That said, there is still substantial room for improvement. The Draft Guide still only sets out expectations that speak to some of the goals and principles that are necessary to deliver effective regulation. There is a concerning absence of any real focus on measuring regulator performance by the extent to which they perform their legislated role, and protect (or otherwise benefit) the general public.
It is essential that strong and effective regulators exist in marketplaces to help protect consumers and improve consumer outcomes. This is the fundamental reason for their existence.
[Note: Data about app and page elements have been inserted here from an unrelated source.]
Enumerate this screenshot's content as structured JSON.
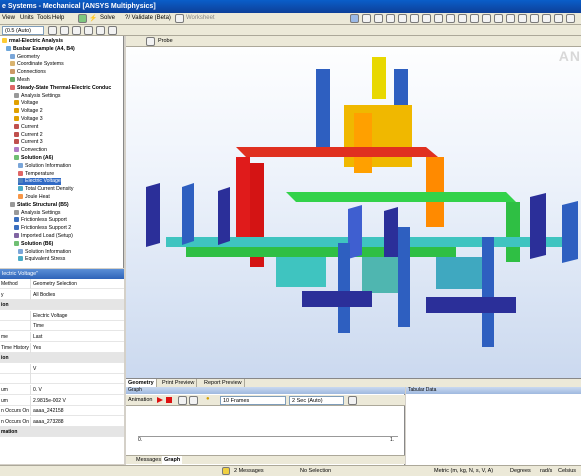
{
  "window": {
    "title": "e Systems - Mechanical [ANSYS Multiphysics]"
  },
  "menu": [
    "View",
    "Units",
    "Tools",
    "Help"
  ],
  "toolbar": {
    "solve_label": "Solve",
    "validate_label": "?/ Validate (Beta)",
    "worksheet_label": "Worksheet"
  },
  "toolbar2": {
    "combo1": "(0.5 (Auto)",
    "probe_label": "Probe"
  },
  "tree": {
    "items": [
      {
        "label": "rmal-Electric Analysis",
        "bold": true
      },
      {
        "label": "Busbar Example (A4, B4)",
        "bold": true
      },
      {
        "label": "Geometry"
      },
      {
        "label": "Coordinate Systems"
      },
      {
        "label": "Connections"
      },
      {
        "label": "Mesh"
      },
      {
        "label": "Steady-State Thermal-Electric Conduc",
        "bold": true
      },
      {
        "label": "Analysis Settings"
      },
      {
        "label": "Voltage"
      },
      {
        "label": "Voltage 2"
      },
      {
        "label": "Voltage 3"
      },
      {
        "label": "Current"
      },
      {
        "label": "Current 2"
      },
      {
        "label": "Current 3"
      },
      {
        "label": "Convection"
      },
      {
        "label": "Solution (A6)",
        "bold": true
      },
      {
        "label": "Solution Information"
      },
      {
        "label": "Temperature"
      },
      {
        "label": "Electric Voltage",
        "selected": true
      },
      {
        "label": "Total Current Density"
      },
      {
        "label": "Joule Heat"
      },
      {
        "label": "Static Structural (B5)",
        "bold": true
      },
      {
        "label": "Analysis Settings"
      },
      {
        "label": "Frictionless Support"
      },
      {
        "label": "Frictionless Support 2"
      },
      {
        "label": "Imported Load (Setup)"
      },
      {
        "label": "Solution (B6)",
        "bold": true
      },
      {
        "label": "Solution Information"
      },
      {
        "label": "Equivalent Stress"
      }
    ]
  },
  "details": {
    "header": "lectric Voltage\"",
    "rows": [
      {
        "k": "Method",
        "v": "Geometry Selection"
      },
      {
        "k": "y",
        "v": "All Bodies"
      },
      {
        "k": "ion",
        "v": "",
        "section": true
      },
      {
        "k": "",
        "v": "Electric Voltage"
      },
      {
        "k": "",
        "v": "Time"
      },
      {
        "k": "me",
        "v": "Last"
      },
      {
        "k": "Time History",
        "v": "Yes"
      },
      {
        "k": "ion",
        "v": "",
        "section": true
      },
      {
        "k": "",
        "v": "V"
      },
      {
        "k": "",
        "v": "",
        "section": false
      },
      {
        "k": "um",
        "v": "0. V"
      },
      {
        "k": "um",
        "v": "2.9815e-002 V"
      },
      {
        "k": "n Occurs On",
        "v": "aaaa_242158"
      },
      {
        "k": "n Occurs On",
        "v": "aaaa_273288"
      },
      {
        "k": "mation",
        "v": "",
        "section": true
      }
    ]
  },
  "viewport": {
    "logo": "AN"
  },
  "view_tabs": [
    "Geometry",
    "Print Preview",
    "Report Preview"
  ],
  "graph": {
    "header": "Graph",
    "animation_label": "Animation",
    "frames": "10 Frames",
    "duration": "2 Sec (Auto)",
    "tick_start": "0.",
    "tick_end": "1.",
    "tabs": [
      "Messages",
      "Graph"
    ]
  },
  "tabular": {
    "header": "Tabular Data"
  },
  "status": {
    "messages": "2 Messages",
    "selection": "No Selection",
    "units": "Metric (m, kg, N, s, V, A)",
    "angle": "Degrees",
    "rate": "rad/s",
    "temp": "Celsius"
  },
  "colors": {
    "red": "#e01b1b",
    "orange": "#ffa000",
    "yellow": "#e8d800",
    "green": "#33d24a",
    "cyan": "#3fc4c0",
    "blue": "#2e5fc0",
    "navy": "#2b2f99"
  }
}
Though the Draft Guide may be an improvement upon the Old Framework and the three principles of best practice identified by the Government appear to be sound, we are concerned that the Draft Guide suffers from a glaring lack of focus on the fundamental end goal of all regulators –being to improve the conduct of regulated entities and the outcomes to consumers that they provide. While not to the same extent at is predecessor, the small print in the Draft Guide too often frames the three key principles primarily from the perspective of regulated entities, rather than the public.
The Government’s three principles of best practice can absolutely be consistent with good consumer outcomes, but the message the framework sends could be substantially improved by shifting the overall tone in the detail towards emphasising that end goal.
This problematic tone is clear from the first paragraph of the message from the Assistant Minister, where he refers to the impact regulation has on businesses, markets and the economy, without mentioning consumers or the general public.
We strongly encourage the Assistant Minister to frame this issue differently from the start, by referencing the general public that regulators (and Government as a whole) exist to serve. We recommend, rather than focusing so prominently on reducing the regulatory burden, the Draft Guide instead encourages regulators to adopt a focus on outcomes-based regulation and a model where a regulator sets out particular outcomes that regulated entities must meet, and where there is flexibility and discretion in how these outcomes are achieved. This would still allow for innovation and a reduction in regulatory burden, without compromising the end goals of regulation.
Read the full submission (PDF).210520_Regulator performance guide CALC sub